Tao Of Backup Wailing Wall Story
Of Best, and Worst, Laid Plans
This type of event is not for the "faint-hearted" or those who stress over the safest way of driving to the super market; I qualify for both and am pretty sure it has taken decades off of my lifespan.
I had been working a "temporary" position at a US university for 3 years and had finally earned the right for a permanent position. After nearly loosing the position to a meteorologist (that is another story altogether,) I finally had a permanent position. That is when the worst possible thing happened.
My co-worker and boss had been actively providing network, server, and customer service support for about 2 years before I arrived at the job. The backup device had also been in service for about the same amount of time (that is about 4 years.) It was a 4mm DAT drive that was cleaned "whenever" and had probably expired about 3 years before the fatefull event. To make a long story short, the non-mirrored and striped hard drives of our newly commissioned NT 3.51 server took a dump on Friday and I was low man on the totem.
It wasn't that the tapes were bad, just that there was no data properly recorded on them; if a new tape drive can't read six tapes recorded by another device, then it is probably the recorder that is bad. The seventh tape took...kinda. So, we were stuck with six business days of data lost. Thankfully, I was not held accountable for this incident, I was just "the messenger."
The drives were summarily sent to a data recovery firm that was not too happy about informing us of the fact that Microsoft was not willing to provide them with the necessary information to recover the raw data from the plates of the hd's we had sent them. Recovery from this event took 2 weeks and untold overtime hours of work for those that had to re-enter the information from printed copies.

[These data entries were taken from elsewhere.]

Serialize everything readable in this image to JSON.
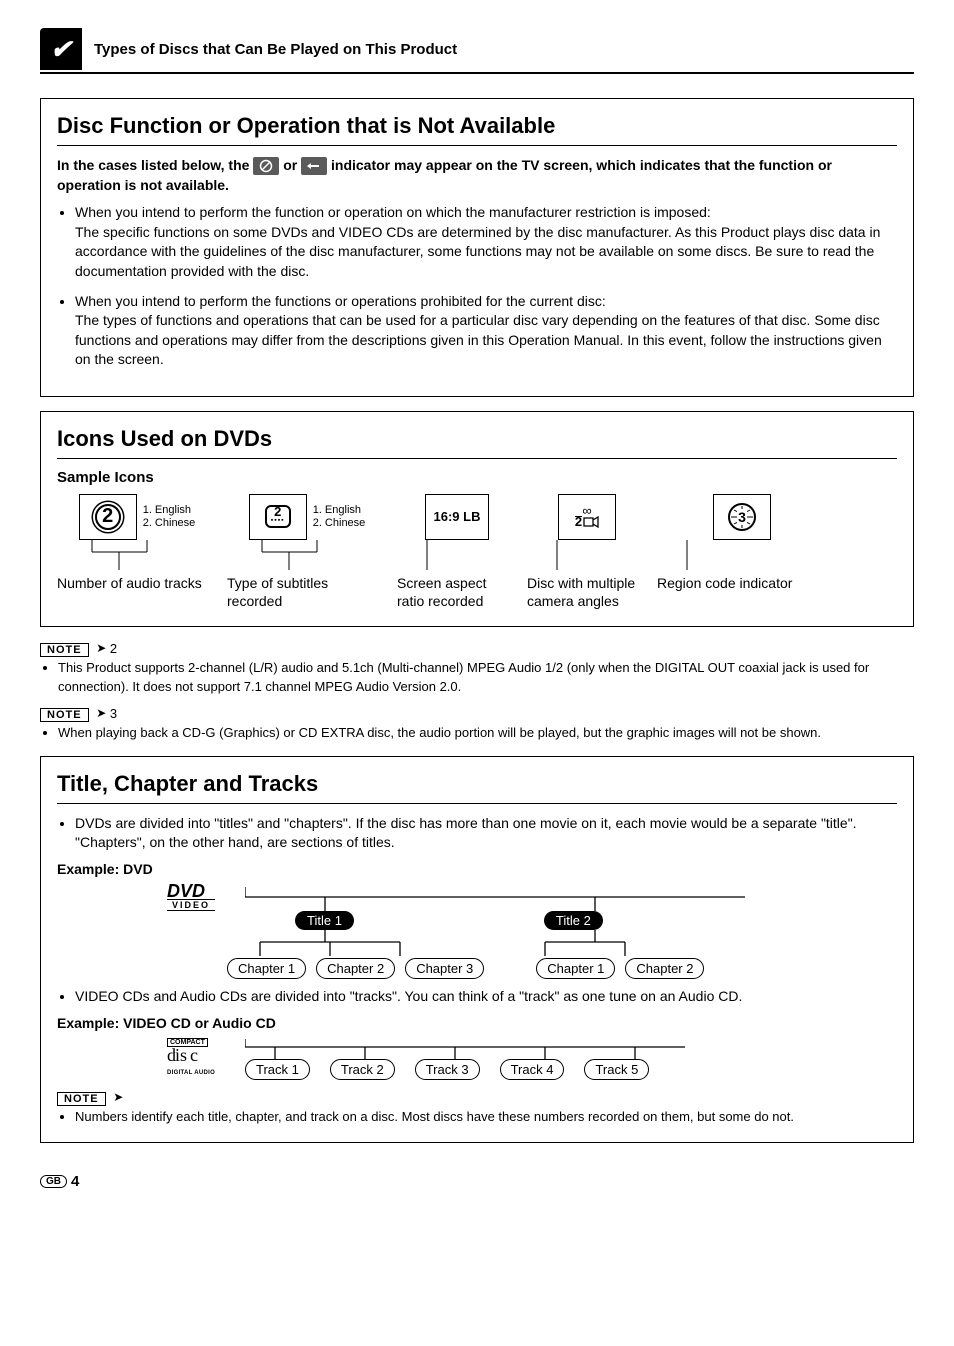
{
  "header": {
    "title": "Types of Discs that Can Be Played on This Product"
  },
  "section1": {
    "heading": "Disc Function or Operation that is Not Available",
    "intro_pre": "In the cases listed below, the ",
    "intro_mid": " or ",
    "intro_post": " indicator may appear on the TV screen, which indicates that the function or operation is not available.",
    "bullets": [
      {
        "lead": "When you intend to perform the function or operation on which the manufacturer restriction is imposed:",
        "body": "The specific functions on some DVDs and VIDEO CDs are determined by the disc manufacturer. As this Product plays disc data in accordance with the guidelines of the disc manufacturer, some functions may not be available on some discs. Be sure to read the documentation provided with the disc."
      },
      {
        "lead": "When you intend to perform the functions or operations prohibited for the current disc:",
        "body": "The types of functions and operations that can be used for a particular disc vary depending on the features of that disc. Some disc functions and operations may differ from the descriptions given in this Operation Manual. In this event, follow the instructions given on the screen."
      }
    ]
  },
  "section2": {
    "heading": "Icons Used on DVDs",
    "sample_label": "Sample Icons",
    "icons": [
      {
        "glyph": "2",
        "lines": "1. English\n2. Chinese",
        "caption": "Number of audio tracks"
      },
      {
        "glyph": "2",
        "lines": "1. English\n2. Chinese",
        "caption": "Type of subtitles recorded"
      },
      {
        "glyph": "16:9 LB",
        "lines": "",
        "caption": "Screen aspect ratio recorded"
      },
      {
        "glyph": "2",
        "lines": "",
        "caption": "Disc with multiple camera angles",
        "camera": true
      },
      {
        "glyph": "3",
        "lines": "",
        "caption": "Region code indicator",
        "globe": true
      }
    ]
  },
  "notes": {
    "label": "NOTE",
    "n2_num": "2",
    "n2_text": "This Product supports 2-channel (L/R) audio and 5.1ch (Multi-channel) MPEG Audio 1/2 (only when the DIGITAL OUT coaxial jack is used for connection). It does not support 7.1 channel MPEG Audio Version 2.0.",
    "n3_num": "3",
    "n3_text": "When playing back a CD-G (Graphics) or CD EXTRA disc, the audio portion will be played, but the graphic images will not be shown."
  },
  "section3": {
    "heading": "Title, Chapter and Tracks",
    "bullet1": "DVDs are divided into \"titles\" and \"chapters\". If the disc has more than one movie on it, each movie would be a separate \"title\". \"Chapters\", on the other hand, are sections of titles.",
    "example1_label": "Example: DVD",
    "dvd_logo_top": "DVD",
    "dvd_logo_bottom": "VIDEO",
    "titles": [
      "Title 1",
      "Title 2"
    ],
    "chapters_t1": [
      "Chapter 1",
      "Chapter 2",
      "Chapter 3"
    ],
    "chapters_t2": [
      "Chapter 1",
      "Chapter 2"
    ],
    "bullet2": "VIDEO CDs and Audio CDs are divided into \"tracks\". You can think of a \"track\" as one tune on an Audio CD.",
    "example2_label": "Example: VIDEO CD or Audio CD",
    "cd_logo_top": "COMPACT",
    "cd_logo_mid": "disc",
    "cd_logo_bottom": "DIGITAL AUDIO",
    "tracks": [
      "Track 1",
      "Track 2",
      "Track 3",
      "Track 4",
      "Track 5"
    ],
    "final_note": "Numbers identify each title, chapter, and track on a disc. Most discs have these numbers recorded on them, but some do not."
  },
  "footer": {
    "region": "GB",
    "page": "4"
  }
}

After the fall-out, the 4mm tape drive was replaced by an 8mm tape drive (go figure) that strangely enough is still in use today. An additional drive of the same make and model was purched 2 years later and another drive of a different model was summarily purchased later that year. The administrators determined that the previous failure was not due to the age of the equipment but the age of the media. Their solution was buying one tape for each week, archiving each one, and spending over $10,000 in the process.
It has fallen on my shoulders to take over responsibility for backups with these 3 tape drives, 2 of which are older than the original one that had failed. I've spent a week attempting to re-use some of the 1000+ "used only once" tapes and have experienced a success ratio of 50%; quel suprise!
I'm currently shopping for new tape drives...
Mon 19-Jul-2004 5:22pm